Lee Brock

Lee Brock: The Power of Spontaneity

Doug GoldringCommunity

I’m standing in a dark, loud bar in Edinburgh. The place smells of moldy carpet and cigarettes. My shoes stick to the alcohol-stained floor. I’m waiting to enter the Monkey Bar with seven of my fellow cast members from 17 Minutes to see Julia Masli’s show ha ha ha ha ha ha ha.

Amidst swirling conversations we enter a small, tight space with low ceilings and take our seats on squeaky folding chairs. The audience doesn’t know what’s about to happen.

Julia enters. Her alabaster skin and her saucer eyes penetrate the room. She wears a strange yellow jumpsuit with a dangling light on her right wrist that illuminates her face. She approaches a woman in the front row and says/sings “Haaaaaa”. She silently beckons the woman to repeat the phrase. The woman does… “Haaaaaa”. Julia seems to like this and rings a bell in approval. She goes to another man in the second row and once again says, “Haaaaaa.” This time, the man’s response is not to her liking, and she lets out a primal scream “Noooooooo!!!!”
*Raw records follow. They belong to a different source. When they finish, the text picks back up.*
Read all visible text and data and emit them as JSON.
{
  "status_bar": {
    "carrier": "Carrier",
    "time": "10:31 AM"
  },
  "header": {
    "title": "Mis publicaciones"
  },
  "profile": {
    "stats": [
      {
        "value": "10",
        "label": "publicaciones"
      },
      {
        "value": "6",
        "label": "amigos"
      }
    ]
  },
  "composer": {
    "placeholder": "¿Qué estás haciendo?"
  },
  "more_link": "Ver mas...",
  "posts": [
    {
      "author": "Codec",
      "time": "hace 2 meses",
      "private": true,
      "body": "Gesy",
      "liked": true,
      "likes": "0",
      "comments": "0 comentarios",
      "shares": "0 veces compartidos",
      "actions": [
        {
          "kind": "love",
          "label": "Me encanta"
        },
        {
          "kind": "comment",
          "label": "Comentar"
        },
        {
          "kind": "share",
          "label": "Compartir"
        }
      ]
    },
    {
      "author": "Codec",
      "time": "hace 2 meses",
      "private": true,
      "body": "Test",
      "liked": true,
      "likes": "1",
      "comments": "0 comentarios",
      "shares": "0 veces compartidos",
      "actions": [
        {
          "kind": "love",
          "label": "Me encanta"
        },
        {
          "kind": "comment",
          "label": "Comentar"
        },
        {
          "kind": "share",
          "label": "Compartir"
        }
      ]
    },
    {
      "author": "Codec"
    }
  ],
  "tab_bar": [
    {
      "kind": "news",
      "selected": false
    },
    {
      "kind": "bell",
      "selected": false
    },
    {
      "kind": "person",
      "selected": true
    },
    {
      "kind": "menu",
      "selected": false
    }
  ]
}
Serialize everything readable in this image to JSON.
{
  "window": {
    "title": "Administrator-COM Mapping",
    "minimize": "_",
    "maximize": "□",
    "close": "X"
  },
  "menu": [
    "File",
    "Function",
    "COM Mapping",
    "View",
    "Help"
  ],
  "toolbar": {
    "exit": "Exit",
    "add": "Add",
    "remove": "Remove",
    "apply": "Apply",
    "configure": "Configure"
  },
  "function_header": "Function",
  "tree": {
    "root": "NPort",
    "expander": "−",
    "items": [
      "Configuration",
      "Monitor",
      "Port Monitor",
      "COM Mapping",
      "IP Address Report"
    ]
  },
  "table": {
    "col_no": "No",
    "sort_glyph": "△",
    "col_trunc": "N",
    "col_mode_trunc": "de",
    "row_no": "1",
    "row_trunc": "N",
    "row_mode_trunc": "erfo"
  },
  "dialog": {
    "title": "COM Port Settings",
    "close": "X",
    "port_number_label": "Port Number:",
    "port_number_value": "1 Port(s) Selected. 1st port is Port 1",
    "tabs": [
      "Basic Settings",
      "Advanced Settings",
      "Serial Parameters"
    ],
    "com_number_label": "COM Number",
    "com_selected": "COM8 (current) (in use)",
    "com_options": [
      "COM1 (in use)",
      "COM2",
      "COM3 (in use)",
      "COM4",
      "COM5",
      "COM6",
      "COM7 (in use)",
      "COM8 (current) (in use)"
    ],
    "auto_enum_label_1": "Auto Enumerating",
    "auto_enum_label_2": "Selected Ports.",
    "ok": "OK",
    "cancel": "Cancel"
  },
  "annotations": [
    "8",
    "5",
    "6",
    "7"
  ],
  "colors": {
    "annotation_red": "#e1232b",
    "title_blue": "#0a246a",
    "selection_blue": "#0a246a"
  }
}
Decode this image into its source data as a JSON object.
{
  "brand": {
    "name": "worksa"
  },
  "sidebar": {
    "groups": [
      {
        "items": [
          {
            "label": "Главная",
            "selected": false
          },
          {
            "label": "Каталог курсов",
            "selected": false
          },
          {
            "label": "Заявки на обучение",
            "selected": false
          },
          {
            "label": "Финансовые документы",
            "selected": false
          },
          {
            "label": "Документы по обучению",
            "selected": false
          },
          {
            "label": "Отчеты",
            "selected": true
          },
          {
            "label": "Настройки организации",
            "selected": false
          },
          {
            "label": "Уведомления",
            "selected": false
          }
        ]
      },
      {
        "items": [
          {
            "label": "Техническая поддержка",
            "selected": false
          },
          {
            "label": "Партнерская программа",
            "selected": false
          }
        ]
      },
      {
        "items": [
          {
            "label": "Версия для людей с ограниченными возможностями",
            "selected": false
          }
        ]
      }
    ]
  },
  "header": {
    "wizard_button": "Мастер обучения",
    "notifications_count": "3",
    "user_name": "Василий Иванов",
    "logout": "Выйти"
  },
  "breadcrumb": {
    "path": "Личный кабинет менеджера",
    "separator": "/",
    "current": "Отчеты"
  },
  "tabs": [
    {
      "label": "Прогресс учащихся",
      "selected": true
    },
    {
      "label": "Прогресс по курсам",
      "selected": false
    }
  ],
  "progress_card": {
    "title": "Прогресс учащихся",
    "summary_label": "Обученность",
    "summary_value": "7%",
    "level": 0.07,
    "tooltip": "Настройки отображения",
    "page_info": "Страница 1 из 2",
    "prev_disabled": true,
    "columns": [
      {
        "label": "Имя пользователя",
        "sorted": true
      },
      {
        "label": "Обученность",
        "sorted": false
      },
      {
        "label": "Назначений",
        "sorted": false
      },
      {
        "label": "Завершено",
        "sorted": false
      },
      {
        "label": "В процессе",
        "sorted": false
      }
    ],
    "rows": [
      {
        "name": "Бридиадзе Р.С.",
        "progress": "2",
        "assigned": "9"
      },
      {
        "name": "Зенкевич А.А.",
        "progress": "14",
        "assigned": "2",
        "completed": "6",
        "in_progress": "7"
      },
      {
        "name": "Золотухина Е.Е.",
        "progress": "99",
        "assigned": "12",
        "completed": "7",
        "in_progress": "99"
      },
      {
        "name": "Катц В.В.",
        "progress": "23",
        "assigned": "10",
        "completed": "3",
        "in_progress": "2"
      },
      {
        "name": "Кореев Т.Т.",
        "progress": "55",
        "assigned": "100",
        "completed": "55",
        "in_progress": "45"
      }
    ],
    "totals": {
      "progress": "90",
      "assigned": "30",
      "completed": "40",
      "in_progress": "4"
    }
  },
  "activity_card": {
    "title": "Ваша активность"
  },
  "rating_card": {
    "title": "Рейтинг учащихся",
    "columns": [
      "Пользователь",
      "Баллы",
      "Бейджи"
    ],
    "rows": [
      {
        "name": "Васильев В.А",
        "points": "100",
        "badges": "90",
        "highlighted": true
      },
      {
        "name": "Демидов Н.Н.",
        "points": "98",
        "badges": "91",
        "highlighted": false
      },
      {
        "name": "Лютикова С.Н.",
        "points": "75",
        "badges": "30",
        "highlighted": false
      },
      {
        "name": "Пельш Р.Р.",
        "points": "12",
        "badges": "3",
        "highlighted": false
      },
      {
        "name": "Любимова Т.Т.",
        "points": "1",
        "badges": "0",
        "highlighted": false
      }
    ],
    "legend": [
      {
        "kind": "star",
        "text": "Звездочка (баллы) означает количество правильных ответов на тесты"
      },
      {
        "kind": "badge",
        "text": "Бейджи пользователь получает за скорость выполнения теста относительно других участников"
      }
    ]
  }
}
The audience laughs hysterically and immediately understands that whatever is about to happen is weird, wild, and thoroughly unpredictable. We are engaged!

I begin to experience one of the most spontaneous evenings I’ve had in the theater. The audience and I sit on pins and needles, drawn into the experience. The air crackles with something I can’t put words to other than to say that we all know that whatever is about to occur will be utterly unplanned – a product of this evening and this evening alone. We’re going through something together – something unique; something that will never happen again. The next 60 minutes are hysterically funny, emotional, and ultimately healing.

I’m reminded that spontaneous expression generates a level of extraordinary involvement and intimacy. I once again understand why my life in the arts has led me down a path where I and my fellow company members have dedicated ourselves to infusing performance with as much spontaneity as possible in support of maximizing the power of our storytelling.

It’s all a testament to the adage “More surprise leads to more impact!” I further understand that audiences are more likely to get sucked into an experience when they sense that whatever is happening in front of them is indeed a product of the moment at hand – not a carbon copy of anything that has happened before.

As actors we have the opportunity to infuse our performances with unplanned behavior and spontaneous thoughts. It’s a worthy artistic goal that leads to audiences having unforgettable experiences.

What fun!

– Lee